Comments from Mick Mulvaney, the director of the Office Of Management and Budget, on Thursday laid bare the internal divisions the White House over what to do about raising the debt ceiling. And they send a muddled picture of the Trump administration's approach to the upcoming negotiations.
Treasury Secretary Steven Mnuchin has said the Treasury can continue to make payments on its debt obligations until sometime in September, but he has warned Congress to raise the nation's debt limit sooner rather than later.
With a lack of a coherent voice from the White House and a divided Republican majority in Congress, the debt ceiling battle could lead to drastic consequences for the economy.
Two camps have formed in the White House over the debt ceiling issue, based on a review of recent statements from administration officials.
On one side is Mulvaney, who has said in interviews that he wants to see cuts in spending to slow debt accumulation as part of legislation to increase the borrowing limit. Top economic adviser Gary Cohn also said in an interview that the White House is open to adding such provisions.
On the other side is Mnuchin, who told Congress that he favors a quick and "clean" increase with no strings attached.
Trump, for his part, has not taken a public position. He told congressional leaders, including House Speaker Paul Ryan and Senate Majority Leader Mitch McConnell, in a meeting that Mnuchin is "that guy" for the negotiations.
During a congressional hearing Thursday, Mulvaney said the argument is not a "source of division right now in the White House," but he hinted at some disagreement.
"The Treasury secretary is in charge of that discussion and in charge of driving that policy debate and certainly the OMB director participates in that debate," Mulvaney said. "It is not at all unusual for OMB director from any party to say that this might be an opportunity for some fiscal reforms. We haven’t settled on a final way to address the debt ceiling any more than the Hill has."

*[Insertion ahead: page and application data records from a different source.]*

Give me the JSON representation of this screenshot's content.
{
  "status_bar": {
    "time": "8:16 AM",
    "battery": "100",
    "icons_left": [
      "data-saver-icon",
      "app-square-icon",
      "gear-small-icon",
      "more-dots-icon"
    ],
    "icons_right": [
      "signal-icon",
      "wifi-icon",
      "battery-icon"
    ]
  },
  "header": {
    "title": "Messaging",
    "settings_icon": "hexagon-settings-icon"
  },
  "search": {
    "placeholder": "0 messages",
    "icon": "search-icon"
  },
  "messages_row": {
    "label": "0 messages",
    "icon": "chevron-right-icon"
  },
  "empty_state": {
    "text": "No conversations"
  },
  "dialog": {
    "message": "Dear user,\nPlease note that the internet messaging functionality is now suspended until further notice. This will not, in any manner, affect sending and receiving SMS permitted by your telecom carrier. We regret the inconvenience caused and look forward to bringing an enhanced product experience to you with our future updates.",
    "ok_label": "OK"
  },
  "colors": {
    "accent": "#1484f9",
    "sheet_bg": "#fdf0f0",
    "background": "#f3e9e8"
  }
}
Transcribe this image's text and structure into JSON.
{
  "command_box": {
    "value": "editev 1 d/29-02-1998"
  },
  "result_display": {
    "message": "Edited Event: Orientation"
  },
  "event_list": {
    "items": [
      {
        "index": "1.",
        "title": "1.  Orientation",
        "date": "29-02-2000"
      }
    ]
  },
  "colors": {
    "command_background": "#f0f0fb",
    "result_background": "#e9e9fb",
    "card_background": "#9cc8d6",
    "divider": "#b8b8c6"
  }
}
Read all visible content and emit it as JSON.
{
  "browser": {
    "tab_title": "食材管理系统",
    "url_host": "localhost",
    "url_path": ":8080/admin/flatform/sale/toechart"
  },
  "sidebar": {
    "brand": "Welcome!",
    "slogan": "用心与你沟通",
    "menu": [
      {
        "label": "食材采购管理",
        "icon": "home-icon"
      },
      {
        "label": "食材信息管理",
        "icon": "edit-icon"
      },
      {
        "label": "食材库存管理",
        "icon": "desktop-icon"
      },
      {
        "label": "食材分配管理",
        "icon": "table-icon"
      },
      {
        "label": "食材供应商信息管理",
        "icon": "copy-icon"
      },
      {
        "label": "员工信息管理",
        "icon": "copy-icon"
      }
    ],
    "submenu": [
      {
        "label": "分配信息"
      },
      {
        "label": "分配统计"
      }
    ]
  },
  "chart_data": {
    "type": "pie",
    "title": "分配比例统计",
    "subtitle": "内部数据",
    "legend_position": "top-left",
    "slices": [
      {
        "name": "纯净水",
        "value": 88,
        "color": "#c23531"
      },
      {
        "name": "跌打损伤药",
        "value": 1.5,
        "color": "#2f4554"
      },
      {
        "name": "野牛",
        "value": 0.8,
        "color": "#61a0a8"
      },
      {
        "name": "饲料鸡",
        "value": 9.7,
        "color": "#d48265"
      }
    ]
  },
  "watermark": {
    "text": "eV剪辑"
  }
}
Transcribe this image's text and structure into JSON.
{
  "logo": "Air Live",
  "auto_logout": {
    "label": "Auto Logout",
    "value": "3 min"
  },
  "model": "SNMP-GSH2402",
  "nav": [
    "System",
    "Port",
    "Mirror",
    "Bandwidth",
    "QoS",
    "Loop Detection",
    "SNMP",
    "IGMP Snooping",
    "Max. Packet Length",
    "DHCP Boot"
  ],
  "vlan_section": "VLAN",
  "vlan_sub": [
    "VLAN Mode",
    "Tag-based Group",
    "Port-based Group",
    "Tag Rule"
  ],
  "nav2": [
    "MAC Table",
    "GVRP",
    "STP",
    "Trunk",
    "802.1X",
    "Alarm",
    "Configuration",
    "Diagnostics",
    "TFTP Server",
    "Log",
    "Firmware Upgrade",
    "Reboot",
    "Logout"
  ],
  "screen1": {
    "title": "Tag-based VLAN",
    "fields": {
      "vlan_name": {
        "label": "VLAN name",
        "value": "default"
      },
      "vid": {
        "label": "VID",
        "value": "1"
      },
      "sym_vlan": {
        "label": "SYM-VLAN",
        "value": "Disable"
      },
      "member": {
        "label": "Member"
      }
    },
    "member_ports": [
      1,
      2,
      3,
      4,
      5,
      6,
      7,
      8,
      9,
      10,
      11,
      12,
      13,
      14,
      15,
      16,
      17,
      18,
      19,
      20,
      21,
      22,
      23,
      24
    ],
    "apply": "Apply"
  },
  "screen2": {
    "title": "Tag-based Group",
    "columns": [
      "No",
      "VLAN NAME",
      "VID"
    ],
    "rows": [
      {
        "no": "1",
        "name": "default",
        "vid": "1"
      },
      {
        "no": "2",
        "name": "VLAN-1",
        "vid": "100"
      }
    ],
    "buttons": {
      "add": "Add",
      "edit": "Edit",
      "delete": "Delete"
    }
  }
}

When asked about the discrepancy between the two sides and which represented the official position of the administration, a White House spokesperson said only that it was important to hike the debt limit "as soon as possible."
"In order to meet the government’s obligations already authorized by Congress, the Trump Administration believes it is important to raise the debt ceiling as soon as possible," the spokesperson told Business Insider. "Over the past two decades, Democrat and Republican majorities in Congress have raised the debt ceiling 15 times. We are confident that Congress will continue to ensure the full faith and credit of the United States."
Amid all the issues on the administration's economic agenda — tax reform, healthcare reform, infrastructure, and keeping the government funded — raising the debt ceiling is the most consequential.
A breach of the debt ceiling would be catastrophic for the short-term economic health of the global economy and the long-term standing of the US. Another credit downgrade — like one that came amid a debt-ceiling fight in 2011 — along with a serious increase in borrowing costs for the US and market chaos are all on the table if the debt ceiling is breached and there are no emergency measures to prevent a default.
When asked again whether the administration had decided to advocate for a clean hike or spending cuts as part of it, the spokesperson pointed Business Insider to Mulvaney's comments.